### TASK ITEM
Below are the records. Gather each line that holds "digit".

### RECORDS
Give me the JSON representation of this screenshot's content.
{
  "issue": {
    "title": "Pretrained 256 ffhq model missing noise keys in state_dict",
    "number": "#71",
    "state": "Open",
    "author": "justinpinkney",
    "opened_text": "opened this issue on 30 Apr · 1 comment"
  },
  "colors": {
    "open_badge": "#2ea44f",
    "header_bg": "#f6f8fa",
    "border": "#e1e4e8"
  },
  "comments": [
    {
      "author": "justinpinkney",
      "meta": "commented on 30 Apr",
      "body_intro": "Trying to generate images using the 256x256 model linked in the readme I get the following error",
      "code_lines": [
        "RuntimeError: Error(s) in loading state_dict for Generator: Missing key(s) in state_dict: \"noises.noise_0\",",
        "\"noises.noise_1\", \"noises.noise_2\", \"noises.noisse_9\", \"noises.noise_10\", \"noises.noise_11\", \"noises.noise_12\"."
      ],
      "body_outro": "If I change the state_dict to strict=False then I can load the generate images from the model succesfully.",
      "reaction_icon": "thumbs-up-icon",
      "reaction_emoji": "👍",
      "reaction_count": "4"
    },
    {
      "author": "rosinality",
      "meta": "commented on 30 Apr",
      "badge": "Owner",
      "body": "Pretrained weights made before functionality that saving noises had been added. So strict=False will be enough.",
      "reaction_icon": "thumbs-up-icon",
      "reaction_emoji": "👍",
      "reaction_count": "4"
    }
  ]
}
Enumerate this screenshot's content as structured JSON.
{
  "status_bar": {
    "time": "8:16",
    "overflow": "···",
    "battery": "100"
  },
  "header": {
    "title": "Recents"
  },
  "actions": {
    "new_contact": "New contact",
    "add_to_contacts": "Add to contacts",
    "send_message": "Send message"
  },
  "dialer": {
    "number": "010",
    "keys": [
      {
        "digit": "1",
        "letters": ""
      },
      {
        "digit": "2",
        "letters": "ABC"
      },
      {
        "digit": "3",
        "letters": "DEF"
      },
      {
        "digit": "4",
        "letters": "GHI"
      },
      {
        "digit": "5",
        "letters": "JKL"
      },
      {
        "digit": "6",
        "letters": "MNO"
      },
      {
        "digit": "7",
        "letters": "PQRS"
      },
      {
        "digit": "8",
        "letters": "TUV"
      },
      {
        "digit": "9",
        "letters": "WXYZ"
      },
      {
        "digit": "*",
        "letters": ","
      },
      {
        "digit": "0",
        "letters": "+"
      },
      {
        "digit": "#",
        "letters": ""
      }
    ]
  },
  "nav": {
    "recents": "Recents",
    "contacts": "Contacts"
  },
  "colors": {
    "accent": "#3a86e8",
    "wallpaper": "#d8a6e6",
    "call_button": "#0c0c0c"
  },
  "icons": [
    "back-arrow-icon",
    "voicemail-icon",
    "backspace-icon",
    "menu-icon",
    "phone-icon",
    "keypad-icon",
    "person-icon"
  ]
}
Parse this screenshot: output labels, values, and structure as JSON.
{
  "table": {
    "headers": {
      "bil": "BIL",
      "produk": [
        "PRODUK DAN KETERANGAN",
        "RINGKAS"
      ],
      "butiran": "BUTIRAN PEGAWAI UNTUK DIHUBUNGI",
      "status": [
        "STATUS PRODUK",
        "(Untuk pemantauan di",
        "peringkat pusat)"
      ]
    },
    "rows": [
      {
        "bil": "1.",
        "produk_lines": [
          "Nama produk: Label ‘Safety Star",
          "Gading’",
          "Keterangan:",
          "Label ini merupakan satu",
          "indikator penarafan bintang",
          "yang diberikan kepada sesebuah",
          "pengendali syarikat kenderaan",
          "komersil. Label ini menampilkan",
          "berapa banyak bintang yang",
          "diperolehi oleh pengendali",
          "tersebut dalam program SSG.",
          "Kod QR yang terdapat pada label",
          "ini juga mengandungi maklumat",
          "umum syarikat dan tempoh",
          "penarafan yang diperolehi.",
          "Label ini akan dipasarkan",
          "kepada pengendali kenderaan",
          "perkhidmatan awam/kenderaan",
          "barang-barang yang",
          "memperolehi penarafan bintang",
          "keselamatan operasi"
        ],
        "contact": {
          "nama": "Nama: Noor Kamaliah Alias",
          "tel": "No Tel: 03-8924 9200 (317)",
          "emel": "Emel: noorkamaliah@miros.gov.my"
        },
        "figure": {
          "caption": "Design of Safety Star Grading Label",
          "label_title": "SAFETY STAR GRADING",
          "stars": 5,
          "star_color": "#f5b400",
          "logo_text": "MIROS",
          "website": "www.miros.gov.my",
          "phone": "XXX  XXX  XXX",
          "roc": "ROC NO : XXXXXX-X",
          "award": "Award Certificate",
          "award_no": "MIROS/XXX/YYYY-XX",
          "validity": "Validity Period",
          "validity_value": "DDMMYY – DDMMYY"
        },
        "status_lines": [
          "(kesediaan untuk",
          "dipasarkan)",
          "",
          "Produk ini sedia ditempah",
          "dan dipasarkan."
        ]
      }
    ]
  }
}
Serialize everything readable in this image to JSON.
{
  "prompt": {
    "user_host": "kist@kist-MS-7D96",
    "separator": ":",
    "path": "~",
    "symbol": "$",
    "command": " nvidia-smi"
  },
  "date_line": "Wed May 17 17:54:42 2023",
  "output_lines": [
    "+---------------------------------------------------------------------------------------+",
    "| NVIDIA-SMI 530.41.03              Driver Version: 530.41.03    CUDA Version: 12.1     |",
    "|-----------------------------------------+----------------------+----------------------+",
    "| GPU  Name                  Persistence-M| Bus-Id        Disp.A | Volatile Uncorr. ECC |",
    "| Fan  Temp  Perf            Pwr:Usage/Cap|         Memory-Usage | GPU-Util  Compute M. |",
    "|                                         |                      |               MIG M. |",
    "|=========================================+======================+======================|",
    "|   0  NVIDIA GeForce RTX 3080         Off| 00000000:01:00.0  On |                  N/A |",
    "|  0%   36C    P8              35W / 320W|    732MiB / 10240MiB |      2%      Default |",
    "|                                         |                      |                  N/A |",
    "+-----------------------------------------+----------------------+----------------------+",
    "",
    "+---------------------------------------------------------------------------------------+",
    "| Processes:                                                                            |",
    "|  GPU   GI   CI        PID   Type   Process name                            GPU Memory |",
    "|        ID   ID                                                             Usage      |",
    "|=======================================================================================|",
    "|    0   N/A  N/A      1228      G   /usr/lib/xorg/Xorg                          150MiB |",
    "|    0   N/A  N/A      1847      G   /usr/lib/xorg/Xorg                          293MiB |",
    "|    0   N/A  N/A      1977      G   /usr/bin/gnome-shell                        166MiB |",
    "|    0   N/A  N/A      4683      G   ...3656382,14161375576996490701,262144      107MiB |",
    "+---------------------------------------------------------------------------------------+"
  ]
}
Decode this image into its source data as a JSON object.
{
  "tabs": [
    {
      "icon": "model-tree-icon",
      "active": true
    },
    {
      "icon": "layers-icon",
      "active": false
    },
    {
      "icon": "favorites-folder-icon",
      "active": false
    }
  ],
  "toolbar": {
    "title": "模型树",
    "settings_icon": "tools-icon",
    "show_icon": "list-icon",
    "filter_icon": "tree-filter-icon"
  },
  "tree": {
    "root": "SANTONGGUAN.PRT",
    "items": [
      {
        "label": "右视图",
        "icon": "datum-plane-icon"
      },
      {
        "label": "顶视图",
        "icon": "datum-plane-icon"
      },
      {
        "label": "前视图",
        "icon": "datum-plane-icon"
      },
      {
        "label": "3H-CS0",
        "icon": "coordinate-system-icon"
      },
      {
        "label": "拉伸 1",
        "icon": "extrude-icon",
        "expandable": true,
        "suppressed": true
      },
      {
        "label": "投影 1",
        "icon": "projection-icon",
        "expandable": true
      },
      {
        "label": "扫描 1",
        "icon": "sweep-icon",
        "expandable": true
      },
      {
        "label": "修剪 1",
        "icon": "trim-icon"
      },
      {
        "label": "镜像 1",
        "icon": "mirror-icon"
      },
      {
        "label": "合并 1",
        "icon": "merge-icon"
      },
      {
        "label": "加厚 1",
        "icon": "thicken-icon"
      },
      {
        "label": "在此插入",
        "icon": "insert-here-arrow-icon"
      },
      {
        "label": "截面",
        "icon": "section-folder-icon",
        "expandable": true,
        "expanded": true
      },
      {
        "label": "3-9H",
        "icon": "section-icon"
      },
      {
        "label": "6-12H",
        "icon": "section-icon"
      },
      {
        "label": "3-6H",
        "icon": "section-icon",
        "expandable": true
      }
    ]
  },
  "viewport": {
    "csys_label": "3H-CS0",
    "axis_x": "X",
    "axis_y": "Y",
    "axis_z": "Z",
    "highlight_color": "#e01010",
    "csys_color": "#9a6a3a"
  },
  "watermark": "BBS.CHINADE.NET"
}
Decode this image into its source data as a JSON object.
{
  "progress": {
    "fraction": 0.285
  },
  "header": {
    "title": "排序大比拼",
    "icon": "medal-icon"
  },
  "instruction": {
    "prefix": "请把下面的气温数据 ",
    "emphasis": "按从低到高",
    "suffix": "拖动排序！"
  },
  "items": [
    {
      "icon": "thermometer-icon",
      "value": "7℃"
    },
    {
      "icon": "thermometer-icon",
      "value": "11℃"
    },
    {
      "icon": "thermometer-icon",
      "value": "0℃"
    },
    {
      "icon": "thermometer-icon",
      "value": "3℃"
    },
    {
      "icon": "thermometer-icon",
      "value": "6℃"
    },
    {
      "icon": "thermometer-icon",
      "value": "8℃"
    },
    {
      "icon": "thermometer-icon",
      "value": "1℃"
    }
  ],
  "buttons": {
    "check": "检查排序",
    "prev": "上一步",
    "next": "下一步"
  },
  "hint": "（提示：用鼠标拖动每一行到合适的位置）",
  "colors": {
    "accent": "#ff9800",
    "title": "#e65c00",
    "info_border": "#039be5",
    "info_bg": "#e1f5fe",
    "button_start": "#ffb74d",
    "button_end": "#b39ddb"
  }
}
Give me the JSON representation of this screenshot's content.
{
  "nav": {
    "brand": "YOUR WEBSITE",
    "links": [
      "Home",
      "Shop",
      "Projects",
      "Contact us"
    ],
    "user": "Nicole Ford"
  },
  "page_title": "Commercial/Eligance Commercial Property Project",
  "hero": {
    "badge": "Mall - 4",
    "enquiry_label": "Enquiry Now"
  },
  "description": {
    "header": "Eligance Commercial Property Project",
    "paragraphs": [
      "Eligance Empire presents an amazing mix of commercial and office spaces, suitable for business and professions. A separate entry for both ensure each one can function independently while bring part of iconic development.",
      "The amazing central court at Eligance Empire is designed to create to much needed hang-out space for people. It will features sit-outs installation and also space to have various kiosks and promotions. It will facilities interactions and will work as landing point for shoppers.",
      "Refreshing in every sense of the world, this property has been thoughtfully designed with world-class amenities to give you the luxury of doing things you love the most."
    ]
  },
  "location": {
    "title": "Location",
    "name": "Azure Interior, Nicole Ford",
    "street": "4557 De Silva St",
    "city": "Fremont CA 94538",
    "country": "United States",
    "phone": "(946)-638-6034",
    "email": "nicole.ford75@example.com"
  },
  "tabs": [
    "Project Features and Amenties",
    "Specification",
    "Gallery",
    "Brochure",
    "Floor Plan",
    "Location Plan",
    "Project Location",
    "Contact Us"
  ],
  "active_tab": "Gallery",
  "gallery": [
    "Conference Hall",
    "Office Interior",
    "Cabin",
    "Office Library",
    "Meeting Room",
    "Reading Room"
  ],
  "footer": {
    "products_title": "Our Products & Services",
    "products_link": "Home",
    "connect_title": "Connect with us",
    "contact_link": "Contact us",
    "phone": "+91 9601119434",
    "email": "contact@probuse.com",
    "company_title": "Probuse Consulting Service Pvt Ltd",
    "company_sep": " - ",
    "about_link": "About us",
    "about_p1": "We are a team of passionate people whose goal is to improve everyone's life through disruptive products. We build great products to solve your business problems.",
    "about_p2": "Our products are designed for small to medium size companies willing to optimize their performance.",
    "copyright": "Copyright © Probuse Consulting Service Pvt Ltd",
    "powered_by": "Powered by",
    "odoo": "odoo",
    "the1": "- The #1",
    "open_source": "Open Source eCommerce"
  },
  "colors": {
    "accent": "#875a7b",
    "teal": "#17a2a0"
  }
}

### RESPONSE
        "digit": "1",
        "digit": "2",
        "digit": "3",
        "digit": "4",
        "digit": "5",
        "digit": "6",
        "digit": "7",
        "digit": "8",
        "digit": "9",
        "digit": "*",
        "digit": "0",
        "digit": "#",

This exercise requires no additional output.